━━ Data for review

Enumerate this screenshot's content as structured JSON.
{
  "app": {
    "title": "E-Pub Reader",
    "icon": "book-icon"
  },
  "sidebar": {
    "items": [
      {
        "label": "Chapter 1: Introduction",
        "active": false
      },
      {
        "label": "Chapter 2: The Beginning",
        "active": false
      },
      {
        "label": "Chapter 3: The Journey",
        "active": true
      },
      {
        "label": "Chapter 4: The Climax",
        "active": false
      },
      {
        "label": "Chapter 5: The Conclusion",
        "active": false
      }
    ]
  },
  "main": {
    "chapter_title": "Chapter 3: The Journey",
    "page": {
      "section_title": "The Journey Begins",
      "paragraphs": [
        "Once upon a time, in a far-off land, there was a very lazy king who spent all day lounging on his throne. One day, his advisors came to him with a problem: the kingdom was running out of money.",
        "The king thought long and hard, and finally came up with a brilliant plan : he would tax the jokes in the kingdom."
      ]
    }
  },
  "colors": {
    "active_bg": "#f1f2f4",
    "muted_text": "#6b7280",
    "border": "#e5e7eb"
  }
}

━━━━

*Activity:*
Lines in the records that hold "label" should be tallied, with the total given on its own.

*Exercise response:*
5